Arab stereotypes on the West
AMMAN - Stereotyping of each other by Danes and Arabs has increased since a Danish newspaper published offensive cartoons of the Prophet Mohammad in 2005, according to participants in a discussion last week.
Danish, Jordanian and Lebanese comedians, filmmakers and media representatives explored stereotypes of Danes and Arabs at the event, organised by the Danish Centre for Culture and Development, the Danish embassy in Amman and Jordan’s Royal Film Commission…. [continue reading....]
A few years ago, I went to Jerash with a friend. As we were touring the city, Ahmad, a young kid from Jerash, approached us offering his services to be our guide for 3 JDs… And even though, I usually refuse, this kid charmed me with his sense of humour and persistence.
As we were walking, we came across huge stone basins (I can’t think of a better way to describe them). I asked him what were they. “Bath tubs” he said. “ohh” I said, “This is how they bathed their horses? I did not know”. Ahmad looked at me with a smile and explained that these basins were not for horses but for people! I was amused, and so I asked him playfully“what? People used to bathe in the streets. Why? Did they have no shame? “ He looked at me as if I said the most stupid thing on earth, and said “Of course they had no shame, they were Christians!”
Where would a young kid from Jerash dream up this scenario? why would he think that Christians have no shame?
Where do Arabs come up with their stereotypes on the west?
The thing is stereotyping is a normal human behaviour, we use stereotypes to classify and make sense of the world around us…. , the world is divided in two groups, the in-group, which is the group we are associated with, it is always superior. There is the out-group, which is the rest of the world… and of course the rest of the world is inferior!
We are exposed to stereotypes at a very early age, through stories, books, cartoons. Stereotypes also come from the society, mainly people’s comments on places and other people and of course from media.

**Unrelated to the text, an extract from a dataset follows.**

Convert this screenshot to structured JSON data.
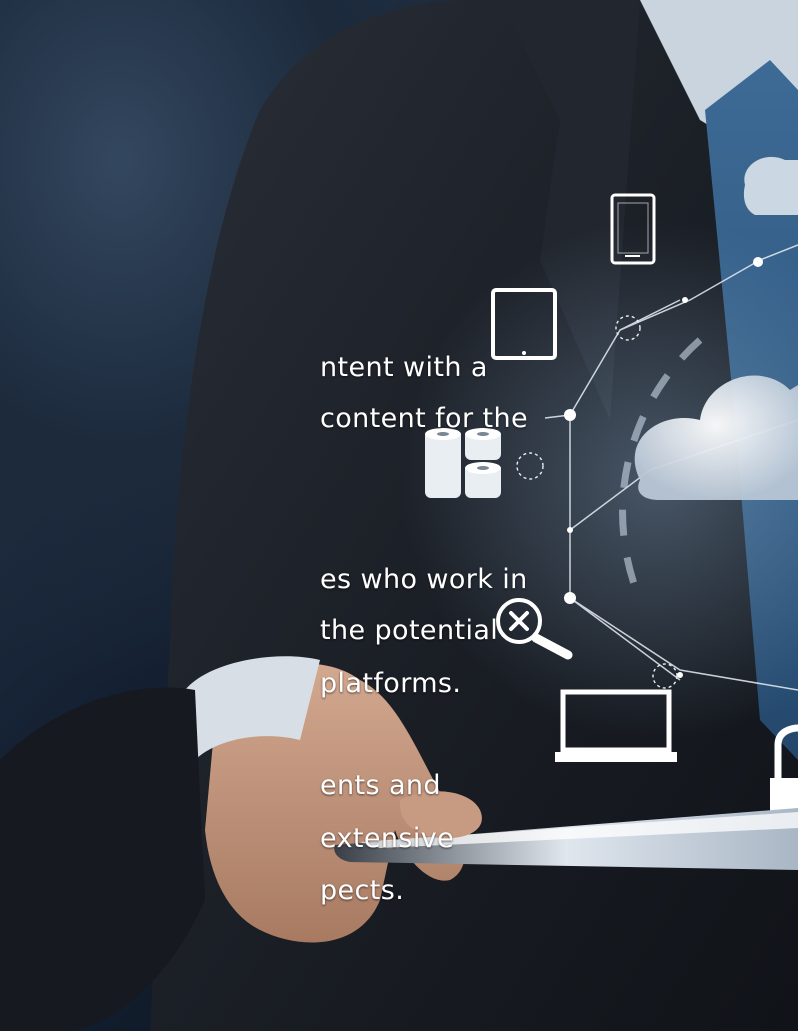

Growing up, I used to watch the “foreign” Thursday movie on channel 3. These movies were either very violent or discussed social issues that had nothing to do with us or our society… I remember people thinking that this was an American plot to import violence and sexuality (safaleh سفالة was the preferred term) to our side of the world!

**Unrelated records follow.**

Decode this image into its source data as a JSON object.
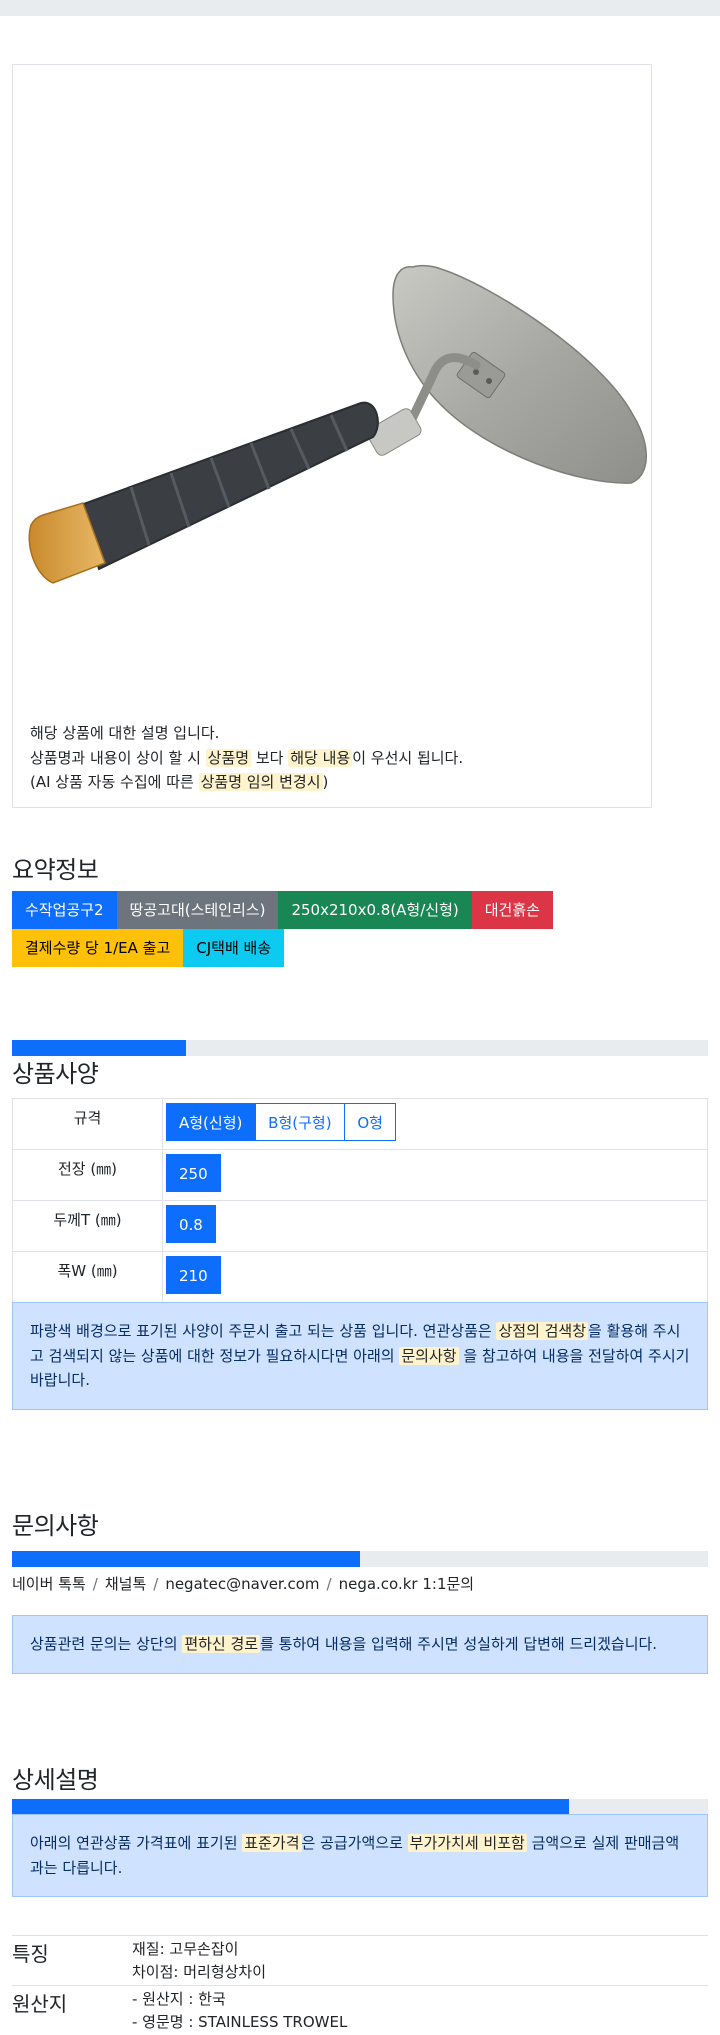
{
  "product": {
    "description": {
      "line1": "해당 상품에 대한 설명 입니다.",
      "line2_pre": "상품명과 내용이 상이 할 시",
      "line2_mark1": "상품명",
      "line2_mid": "보다",
      "line2_mark2": "해당 내용",
      "line2_post": "이 우선시 됩니다.",
      "line3_pre": "(AI 상품 자동 수집에 따른",
      "line3_mark": "상품명 임의 변경시",
      "line3_post": ")"
    }
  },
  "summary": {
    "title": "요약정보",
    "badges": [
      "수작업공구2",
      "땅공고대(스테인리스)",
      "250x210x0.8(A형/신형)",
      "대건흙손",
      "결제수량 당 1/EA 출고",
      "CJ택배 배송"
    ]
  },
  "spec": {
    "title": "상품사양",
    "progress_pct": 25,
    "rows": [
      {
        "label": "규격",
        "options": [
          "A형(신형)",
          "B형(구형)",
          "O형"
        ],
        "selected": 0
      },
      {
        "label": "전장 (㎜)",
        "options": [
          "250"
        ],
        "selected": 0
      },
      {
        "label": "두께T (㎜)",
        "options": [
          "0.8"
        ],
        "selected": 0
      },
      {
        "label": "폭W (㎜)",
        "options": [
          "210"
        ],
        "selected": 0
      }
    ],
    "notice": {
      "pre": "파랑색 배경으로 표기된 사양이 주문시 출고 되는 상품 입니다. 연관상품은",
      "mark1": "상점의 검색창",
      "mid": "을 활용해 주시고 검색되지 않는 상품에 대한 정보가 필요하시다면 아래의",
      "mark2": "문의사항",
      "post": "을 참고하여 내용을 전달하여 주시기 바랍니다."
    }
  },
  "inquiry": {
    "title": "문의사항",
    "progress_pct": 50,
    "links": [
      "네이버 톡톡",
      "채널톡",
      "negatec@naver.com",
      "nega.co.kr 1:1문의"
    ],
    "separator": "/",
    "notice": {
      "pre": "상품관련 문의는 상단의",
      "mark": "편하신 경로",
      "post": "를 통하여 내용을 입력해 주시면 성실하게 답변해 드리겠습니다."
    }
  },
  "detail": {
    "title": "상세설명",
    "progress_pct": 80,
    "notice": {
      "pre": "아래의 연관상품 가격표에 표기된",
      "mark1": "표준가격",
      "mid": "은 공급가액으로",
      "mark2": "부가가치세 비포함",
      "post": "금액으로 실제 판매금액과는 다릅니다."
    },
    "features": [
      {
        "key": "특징",
        "values": [
          "재질: 고무손잡이",
          "차이점: 머리형상차이"
        ]
      },
      {
        "key": "원산지",
        "values": [
          "- 원산지 : 한국",
          "- 영문명 : STAINLESS TROWEL"
        ]
      }
    ]
  },
  "colors": {
    "primary": "#0d6efd",
    "secondary": "#6c757d",
    "success": "#198754",
    "danger": "#dc3545",
    "warning": "#ffc107",
    "info": "#0dcaf0",
    "alert_bg": "#cfe2ff",
    "highlight": "#fff3cd"
  }
}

I don’t know about that, but I do know that my generation grew up thinking that all foreign women were loose. That they all had sex like they have meals… and that they all have children outside wedlock… The other stereotype we grew up with is that that the west hates us (what a hateful feeling I got when I watched back to the future and the terrorist was Arab, and what a hateful feeling I got from the English patient, in which he shows Egyptians as stupid thoughtless people who are like monkeys more than human beings…

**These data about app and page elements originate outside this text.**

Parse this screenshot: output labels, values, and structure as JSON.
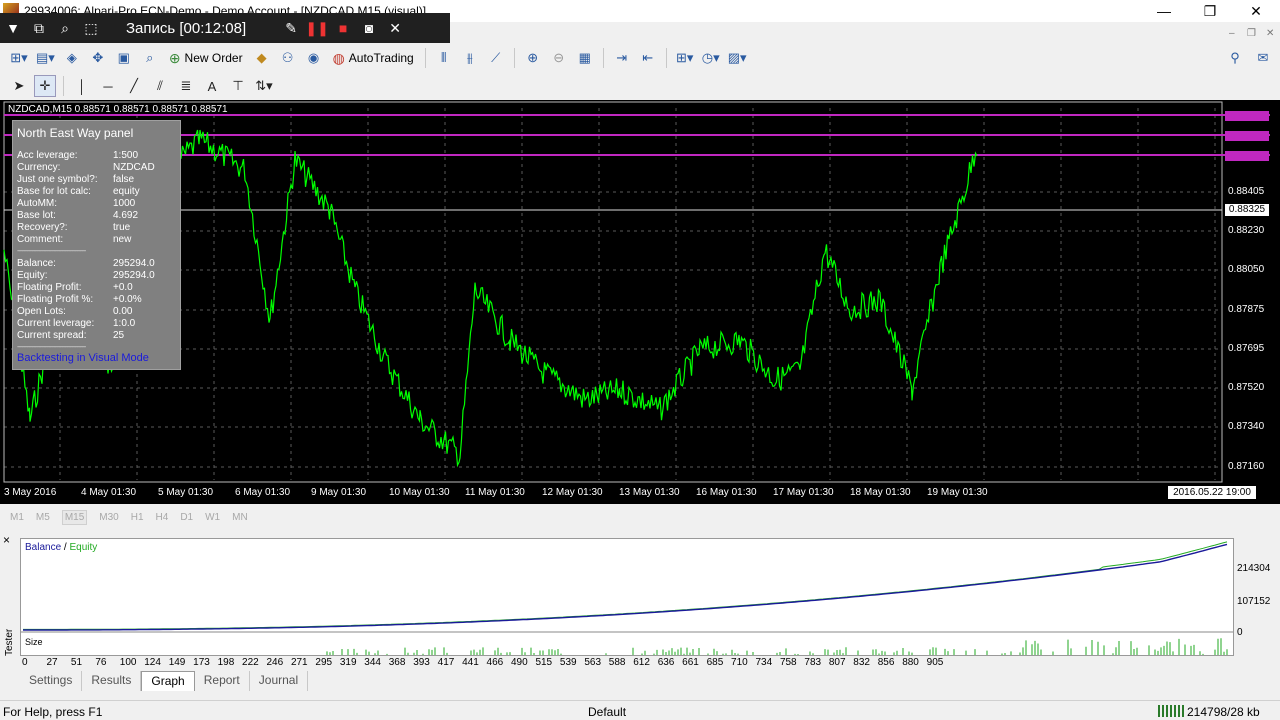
{
  "window": {
    "title": "29934006: Alpari-Pro.ECN-Demo - Demo Account - [NZDCAD,M15 (visual)]",
    "minimize": "—",
    "restore": "❐",
    "close": "✕"
  },
  "recorder": {
    "label": "Запись [00:12:08]"
  },
  "toolbar": {
    "new_order": "New Order",
    "autotrading": "AutoTrading",
    "label_tool": "A"
  },
  "chart": {
    "title": "NZDCAD,M15  0.88571 0.88571 0.88571 0.88571",
    "price_ticks": [
      "0.88405",
      "0.88230",
      "0.88050",
      "0.87875",
      "0.87695",
      "0.87520",
      "0.87340",
      "0.87160"
    ],
    "current_price": "0.88325",
    "highlight_prices": [
      "0.88750",
      "0.88658",
      "0.88572"
    ],
    "date_ticks": [
      "3 May 2016",
      "4 May 01:30",
      "5 May 01:30",
      "6 May 01:30",
      "9 May 01:30",
      "10 May 01:30",
      "11 May 01:30",
      "12 May 01:30",
      "13 May 01:30",
      "16 May 01:30",
      "17 May 01:30",
      "18 May 01:30",
      "19 May 01:30"
    ],
    "cursor_date": "2016.05.22 19:00",
    "line_color": "#00ff00",
    "level_color": "#c028c0"
  },
  "panel": {
    "title": "North East Way panel",
    "top_label": "Acc leverage:",
    "top_value": "1:500",
    "rows1": [
      {
        "k": "Currency:",
        "v": "NZDCAD"
      },
      {
        "k": "Just one symbol?:",
        "v": "false"
      },
      {
        "k": "Base for lot calc:",
        "v": "equity"
      },
      {
        "k": "AutoMM:",
        "v": "1000"
      },
      {
        "k": "Base lot:",
        "v": "4.692"
      },
      {
        "k": "Recovery?:",
        "v": "true"
      },
      {
        "k": "Comment:",
        "v": "new"
      }
    ],
    "divider": "-----------------------------------------",
    "rows2": [
      {
        "k": "Balance:",
        "v": "295294.0"
      },
      {
        "k": "Equity:",
        "v": "295294.0"
      },
      {
        "k": "Floating Profit:",
        "v": "+0.0"
      },
      {
        "k": "Floating Profit %:",
        "v": "+0.0%"
      },
      {
        "k": "Open Lots:",
        "v": "0.00"
      },
      {
        "k": "Current leverage:",
        "v": "1:0.0"
      },
      {
        "k": "Current spread:",
        "v": "25"
      }
    ],
    "link": "Backtesting in Visual Mode"
  },
  "timeframes": [
    "M1",
    "M5",
    "M15",
    "M30",
    "H1",
    "H4",
    "D1",
    "W1",
    "MN"
  ],
  "active_timeframe": "M15",
  "tester": {
    "side_label": "Tester",
    "close": "×",
    "legend_balance": "Balance",
    "legend_sep": " / ",
    "legend_equity": "Equity",
    "size_label": "Size",
    "y_ticks": [
      "214304",
      "107152",
      "0"
    ],
    "x_ticks": [
      "0",
      "27",
      "51",
      "76",
      "100",
      "124",
      "149",
      "173",
      "198",
      "222",
      "246",
      "271",
      "295",
      "319",
      "344",
      "368",
      "393",
      "417",
      "441",
      "466",
      "490",
      "515",
      "539",
      "563",
      "588",
      "612",
      "636",
      "661",
      "685",
      "710",
      "734",
      "758",
      "783",
      "807",
      "832",
      "856",
      "880",
      "905"
    ],
    "balance_color": "#1a1a9a",
    "equity_color": "#22aa22",
    "tabs": [
      "Settings",
      "Results",
      "Graph",
      "Report",
      "Journal"
    ],
    "active_tab": "Graph"
  },
  "status": {
    "help": "For Help, press F1",
    "profile": "Default",
    "traffic": "214798/28 kb"
  }
}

Today, I don’t even get surprised… I do think that Hollywood systematic uses Arabs to increase the rating of any movie… violence sells, dirt sells and using the Arabs is really super easy.
The point is a lot of our own stereotypes about the west, are actually built by the west!
This is one of my favourite Hajjaj cartoons. Kathy the American comes to Jordan wearing clothes that barely cover her body… this is a stereotype that I grew up. My mother, who is a foreigner was very strict, because she understood the Arab stereotypes on foreign women. She told us often that people would judge us harshly for having a foreign mother. And it was very true, we were always singled out as being the daughters of the foreigner, even though what we did was exactly what hundreds of thousands of girls our age did!
It was fun taking part in the event that was organized by the Danish Embassy on Thursday. It was insightful, rich and lively. I particularly enjoyed hearing the Ambassador’s perspective on stereotypes. H.E. Thomas F. Lund-Sørensen is an extremely nice person.
I also liked Omar Marzouk, a stand up comedian.Marzouk, who is Dane from Egyptian origins made several jokes about being confused about whose side to take, as someone who considers himself to be Muslim, Arab and a Dane at the same time. He also made fun of how people around the world always pick on Arabs and treat them like terrorists, especially while flying. When he was asked why he was chosen to be part of this project, he answered casually, that he was asked to come because he is the only Danish product that still sells in the Middle East!
Lebanese Ahmad Ghosein and Dane Georg Larsen then showed us a documentary “An Arab comes to Town” that covers the lives of several Arabs in Denmark. Larsen mentioned that he wanted to know about the Arabs in Denmark, who they are, how they live…etc. It was a good movie, nicely produced and very informative since in showed that young Arabs face different issues in different places.
Adam Hannestad’s showed the role of media in enforcing and suppressing stereotypes. He gave several examples of successful Arabs in Danes. Adam spoke of how an Egyptian changed his attitude towards him when he knew he was Muslim. “All Danes are stupid, except for you!”